Online you can see a limited part of information about this country.
More in-depth details are available for the following aspects:

     General Trademark Regulations
     Trademark Use Requirements
     Grace Period for Trademark Renewal
     Trademark Licensing

If you like to purchase all available information for this country, click the order button.
The total price is 49.00 EUR. A PDF-Download will be sent to you electronically.

SMD Group thanks the following law firms for their assictance in updating the information provided.

Nov 08, 2023
Zivko Mijatovic & Partners, Zagreb, Croatia

Law Firm Furcic

Branka Blecica 2
51000 Rijeka
Croatia (HR)

Croatian State Intellectual Property Office (CSIPO)
Ulica grada Vukovara 78
HR - 10000 Zagreb
Tel +385 1 61 09 825
Fax +385 1 61 09 660

Independent Service for Customer Support and Information Services (Information centre for intellectual property - INCENTIV)

Receiving office
Tel: +385 1 61 06 418
Fax: +385 1 61 09 660

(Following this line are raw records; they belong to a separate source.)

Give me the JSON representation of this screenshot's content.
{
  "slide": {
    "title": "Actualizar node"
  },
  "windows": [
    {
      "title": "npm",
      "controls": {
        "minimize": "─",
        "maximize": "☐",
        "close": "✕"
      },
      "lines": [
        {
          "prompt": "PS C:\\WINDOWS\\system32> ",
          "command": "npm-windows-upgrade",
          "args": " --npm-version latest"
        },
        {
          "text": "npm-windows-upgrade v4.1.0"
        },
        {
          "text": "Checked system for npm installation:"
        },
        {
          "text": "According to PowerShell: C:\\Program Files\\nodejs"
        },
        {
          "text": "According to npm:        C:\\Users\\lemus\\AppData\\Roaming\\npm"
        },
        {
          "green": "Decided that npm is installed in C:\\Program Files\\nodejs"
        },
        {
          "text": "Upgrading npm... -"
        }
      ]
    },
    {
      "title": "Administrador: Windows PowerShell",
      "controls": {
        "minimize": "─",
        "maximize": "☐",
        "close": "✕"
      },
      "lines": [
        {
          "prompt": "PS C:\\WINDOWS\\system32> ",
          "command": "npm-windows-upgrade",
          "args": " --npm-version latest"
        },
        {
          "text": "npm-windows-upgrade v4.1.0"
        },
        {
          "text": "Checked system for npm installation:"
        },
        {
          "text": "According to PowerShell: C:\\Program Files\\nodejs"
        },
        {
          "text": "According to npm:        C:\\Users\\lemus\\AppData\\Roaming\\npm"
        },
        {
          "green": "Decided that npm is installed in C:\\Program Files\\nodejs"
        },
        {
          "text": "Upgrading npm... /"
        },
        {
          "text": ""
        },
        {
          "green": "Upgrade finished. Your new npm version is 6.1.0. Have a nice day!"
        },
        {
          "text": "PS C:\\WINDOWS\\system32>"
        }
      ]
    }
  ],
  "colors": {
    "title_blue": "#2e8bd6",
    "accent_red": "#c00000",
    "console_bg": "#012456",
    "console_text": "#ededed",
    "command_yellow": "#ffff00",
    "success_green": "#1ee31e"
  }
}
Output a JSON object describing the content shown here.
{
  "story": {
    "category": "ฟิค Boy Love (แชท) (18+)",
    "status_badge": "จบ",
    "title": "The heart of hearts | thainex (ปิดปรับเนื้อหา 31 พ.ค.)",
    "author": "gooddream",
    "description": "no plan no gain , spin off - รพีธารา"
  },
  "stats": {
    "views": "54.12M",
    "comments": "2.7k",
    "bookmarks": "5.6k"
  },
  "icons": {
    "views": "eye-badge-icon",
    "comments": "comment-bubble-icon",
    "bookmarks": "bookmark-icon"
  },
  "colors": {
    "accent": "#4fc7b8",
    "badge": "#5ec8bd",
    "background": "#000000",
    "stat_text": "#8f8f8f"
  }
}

World Intellectual Property Organization (WIPO)
34, Chemin des Colombettes
1211 Geneva 20
Tel +41 22 33 89 11 1
Fax +41 22 73 35 42 8

European Union Intellectual Property Office (EUIPO)
Avenida de Europa, 4
03008 Alicante
Tel +34 965 139 100